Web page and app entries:

↓

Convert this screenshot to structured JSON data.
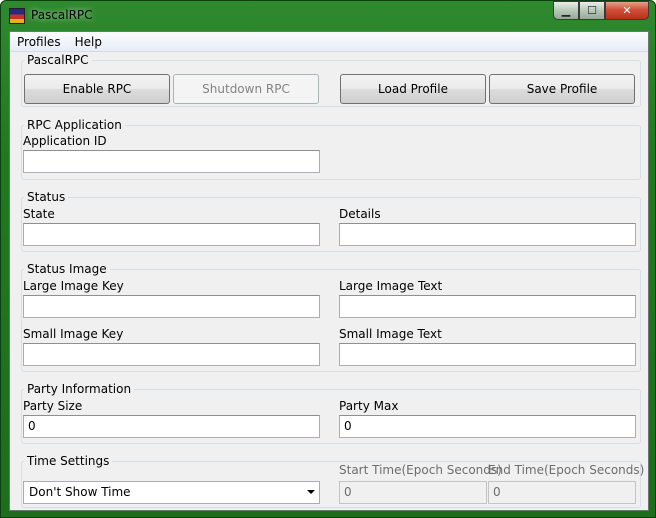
{
  "window": {
    "title": "PascalRPC"
  },
  "menu": {
    "items": [
      "Profiles",
      "Help"
    ]
  },
  "controls": {
    "group_label": "PascalRPC",
    "enable": "Enable RPC",
    "shutdown": "Shutdown RPC",
    "load": "Load Profile",
    "save": "Save Profile"
  },
  "application": {
    "group_label": "RPC Application",
    "id_label": "Application ID",
    "id_value": ""
  },
  "status": {
    "group_label": "Status",
    "state_label": "State",
    "state_value": "",
    "details_label": "Details",
    "details_value": ""
  },
  "image": {
    "group_label": "Status Image",
    "large_key_label": "Large Image Key",
    "large_key_value": "",
    "large_text_label": "Large Image Text",
    "large_text_value": "",
    "small_key_label": "Small Image Key",
    "small_key_value": "",
    "small_text_label": "Small Image Text",
    "small_text_value": ""
  },
  "party": {
    "group_label": "Party Information",
    "size_label": "Party Size",
    "size_value": "0",
    "max_label": "Party Max",
    "max_value": "0"
  },
  "time": {
    "group_label": "Time Settings",
    "mode_value": "Don't Show Time",
    "start_label": "Start Time(Epoch Seconds)",
    "start_value": "0",
    "end_label": "End Time(Epoch Seconds)",
    "end_value": "0"
  }
}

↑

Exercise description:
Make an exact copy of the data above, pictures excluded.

Response for this exercise:
Convert this screenshot to structured JSON data.
{
  "window": {
    "title": "PascalRPC"
  },
  "menu": {
    "items": [
      "Profiles",
      "Help"
    ]
  },
  "controls": {
    "group_label": "PascalRPC",
    "enable": "Enable RPC",
    "shutdown": "Shutdown RPC",
    "load": "Load Profile",
    "save": "Save Profile"
  },
  "application": {
    "group_label": "RPC Application",
    "id_label": "Application ID",
    "id_value": ""
  },
  "status": {
    "group_label": "Status",
    "state_label": "State",
    "state_value": "",
    "details_label": "Details",
    "details_value": ""
  },
  "image": {
    "group_label": "Status Image",
    "large_key_label": "Large Image Key",
    "large_key_value": "",
    "large_text_label": "Large Image Text",
    "large_text_value": "",
    "small_key_label": "Small Image Key",
    "small_key_value": "",
    "small_text_label": "Small Image Text",
    "small_text_value": ""
  },
  "party": {
    "group_label": "Party Information",
    "size_label": "Party Size",
    "size_value": "0",
    "max_label": "Party Max",
    "max_value": "0"
  },
  "time": {
    "group_label": "Time Settings",
    "mode_value": "Don't Show Time",
    "start_label": "Start Time(Epoch Seconds)",
    "start_value": "0",
    "end_label": "End Time(Epoch Seconds)",
    "end_value": "0"
  }
}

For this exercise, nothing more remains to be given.